Starting with the first line, output the data exactly, through to the last line.
###
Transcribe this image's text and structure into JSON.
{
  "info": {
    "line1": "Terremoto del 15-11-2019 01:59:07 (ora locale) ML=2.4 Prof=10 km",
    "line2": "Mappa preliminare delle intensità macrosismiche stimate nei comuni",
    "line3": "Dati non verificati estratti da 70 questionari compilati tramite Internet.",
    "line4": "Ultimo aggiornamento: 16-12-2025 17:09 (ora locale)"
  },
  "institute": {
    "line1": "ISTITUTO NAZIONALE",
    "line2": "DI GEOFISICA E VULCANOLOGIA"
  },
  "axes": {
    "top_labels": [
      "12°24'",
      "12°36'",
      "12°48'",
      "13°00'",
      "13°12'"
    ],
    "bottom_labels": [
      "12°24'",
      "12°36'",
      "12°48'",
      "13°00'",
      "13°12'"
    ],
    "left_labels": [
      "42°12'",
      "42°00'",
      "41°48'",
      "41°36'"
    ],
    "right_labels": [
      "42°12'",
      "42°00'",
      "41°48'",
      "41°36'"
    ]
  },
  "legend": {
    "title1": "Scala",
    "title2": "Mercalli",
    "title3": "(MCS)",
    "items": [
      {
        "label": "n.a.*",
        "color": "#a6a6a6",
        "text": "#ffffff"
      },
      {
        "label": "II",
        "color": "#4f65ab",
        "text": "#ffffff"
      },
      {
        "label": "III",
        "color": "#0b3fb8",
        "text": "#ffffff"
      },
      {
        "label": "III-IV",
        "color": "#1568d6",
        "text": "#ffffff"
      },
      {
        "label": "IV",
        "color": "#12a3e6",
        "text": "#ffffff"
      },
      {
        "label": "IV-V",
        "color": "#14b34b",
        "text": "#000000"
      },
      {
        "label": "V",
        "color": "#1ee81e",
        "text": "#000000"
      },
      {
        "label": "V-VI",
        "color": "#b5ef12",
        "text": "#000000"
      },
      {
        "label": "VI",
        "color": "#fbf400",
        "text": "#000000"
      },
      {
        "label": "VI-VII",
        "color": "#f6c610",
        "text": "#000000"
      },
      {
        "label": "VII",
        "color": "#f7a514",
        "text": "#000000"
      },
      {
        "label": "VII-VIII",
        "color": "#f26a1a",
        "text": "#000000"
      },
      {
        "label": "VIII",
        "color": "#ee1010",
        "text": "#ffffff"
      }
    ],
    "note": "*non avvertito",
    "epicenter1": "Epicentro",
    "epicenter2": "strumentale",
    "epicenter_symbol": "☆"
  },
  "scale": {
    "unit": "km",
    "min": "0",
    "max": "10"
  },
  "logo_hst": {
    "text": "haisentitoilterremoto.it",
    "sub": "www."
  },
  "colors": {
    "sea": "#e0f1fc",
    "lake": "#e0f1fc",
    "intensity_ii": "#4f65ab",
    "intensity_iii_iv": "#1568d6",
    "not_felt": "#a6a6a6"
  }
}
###
• Result:
Transcribe this image's text and structure into JSON.
{
  "info": {
    "line1": "Terremoto del 15-11-2019 01:59:07 (ora locale) ML=2.4 Prof=10 km",
    "line2": "Mappa preliminare delle intensità macrosismiche stimate nei comuni",
    "line3": "Dati non verificati estratti da 70 questionari compilati tramite Internet.",
    "line4": "Ultimo aggiornamento: 16-12-2025 17:09 (ora locale)"
  },
  "institute": {
    "line1": "ISTITUTO NAZIONALE",
    "line2": "DI GEOFISICA E VULCANOLOGIA"
  },
  "axes": {
    "top_labels": [
      "12°24'",
      "12°36'",
      "12°48'",
      "13°00'",
      "13°12'"
    ],
    "bottom_labels": [
      "12°24'",
      "12°36'",
      "12°48'",
      "13°00'",
      "13°12'"
    ],
    "left_labels": [
      "42°12'",
      "42°00'",
      "41°48'",
      "41°36'"
    ],
    "right_labels": [
      "42°12'",
      "42°00'",
      "41°48'",
      "41°36'"
    ]
  },
  "legend": {
    "title1": "Scala",
    "title2": "Mercalli",
    "title3": "(MCS)",
    "items": [
      {
        "label": "n.a.*",
        "color": "#a6a6a6",
        "text": "#ffffff"
      },
      {
        "label": "II",
        "color": "#4f65ab",
        "text": "#ffffff"
      },
      {
        "label": "III",
        "color": "#0b3fb8",
        "text": "#ffffff"
      },
      {
        "label": "III-IV",
        "color": "#1568d6",
        "text": "#ffffff"
      },
      {
        "label": "IV",
        "color": "#12a3e6",
        "text": "#ffffff"
      },
      {
        "label": "IV-V",
        "color": "#14b34b",
        "text": "#000000"
      },
      {
        "label": "V",
        "color": "#1ee81e",
        "text": "#000000"
      },
      {
        "label": "V-VI",
        "color": "#b5ef12",
        "text": "#000000"
      },
      {
        "label": "VI",
        "color": "#fbf400",
        "text": "#000000"
      },
      {
        "label": "VI-VII",
        "color": "#f6c610",
        "text": "#000000"
      },
      {
        "label": "VII",
        "color": "#f7a514",
        "text": "#000000"
      },
      {
        "label": "VII-VIII",
        "color": "#f26a1a",
        "text": "#000000"
      },
      {
        "label": "VIII",
        "color": "#ee1010",
        "text": "#ffffff"
      }
    ],
    "note": "*non avvertito",
    "epicenter1": "Epicentro",
    "epicenter2": "strumentale",
    "epicenter_symbol": "☆"
  },
  "scale": {
    "unit": "km",
    "min": "0",
    "max": "10"
  },
  "logo_hst": {
    "text": "haisentitoilterremoto.it",
    "sub": "www."
  },
  "colors": {
    "sea": "#e0f1fc",
    "lake": "#e0f1fc",
    "intensity_ii": "#4f65ab",
    "intensity_iii_iv": "#1568d6",
    "not_felt": "#a6a6a6"
  }
}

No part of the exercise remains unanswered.